• Data for review:
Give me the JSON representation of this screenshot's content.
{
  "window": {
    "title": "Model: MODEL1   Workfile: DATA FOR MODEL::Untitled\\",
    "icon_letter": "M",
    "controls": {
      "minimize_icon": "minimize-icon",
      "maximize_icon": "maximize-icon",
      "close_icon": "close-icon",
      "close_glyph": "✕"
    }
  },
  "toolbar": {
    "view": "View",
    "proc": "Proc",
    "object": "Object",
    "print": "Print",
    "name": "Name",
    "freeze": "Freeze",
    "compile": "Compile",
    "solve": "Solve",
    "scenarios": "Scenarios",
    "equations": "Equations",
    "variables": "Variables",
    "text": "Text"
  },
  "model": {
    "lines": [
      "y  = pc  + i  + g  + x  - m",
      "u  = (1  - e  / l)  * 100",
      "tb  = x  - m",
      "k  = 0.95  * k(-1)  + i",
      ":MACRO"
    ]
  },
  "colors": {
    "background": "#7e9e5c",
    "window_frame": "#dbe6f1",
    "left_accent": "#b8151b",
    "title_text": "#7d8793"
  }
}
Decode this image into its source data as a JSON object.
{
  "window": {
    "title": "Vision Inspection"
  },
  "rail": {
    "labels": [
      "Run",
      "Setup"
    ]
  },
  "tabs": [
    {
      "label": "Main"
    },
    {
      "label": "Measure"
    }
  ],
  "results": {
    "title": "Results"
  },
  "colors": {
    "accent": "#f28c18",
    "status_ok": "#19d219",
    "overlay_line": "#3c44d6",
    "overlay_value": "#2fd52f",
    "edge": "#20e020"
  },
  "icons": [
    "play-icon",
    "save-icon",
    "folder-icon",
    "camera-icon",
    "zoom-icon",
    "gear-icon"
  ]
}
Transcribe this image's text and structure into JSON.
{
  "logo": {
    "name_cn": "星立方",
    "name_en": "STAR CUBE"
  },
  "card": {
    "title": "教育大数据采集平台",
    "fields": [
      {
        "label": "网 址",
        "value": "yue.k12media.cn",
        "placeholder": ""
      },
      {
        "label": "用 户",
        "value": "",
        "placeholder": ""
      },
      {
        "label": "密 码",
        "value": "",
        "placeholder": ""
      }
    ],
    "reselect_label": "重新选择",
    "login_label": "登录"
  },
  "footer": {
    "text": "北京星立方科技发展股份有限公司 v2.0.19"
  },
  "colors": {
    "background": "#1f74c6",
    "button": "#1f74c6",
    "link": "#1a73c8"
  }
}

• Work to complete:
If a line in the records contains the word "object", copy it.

• Response:
    "object": "Object",
Decode this image into its source data as a JSON object.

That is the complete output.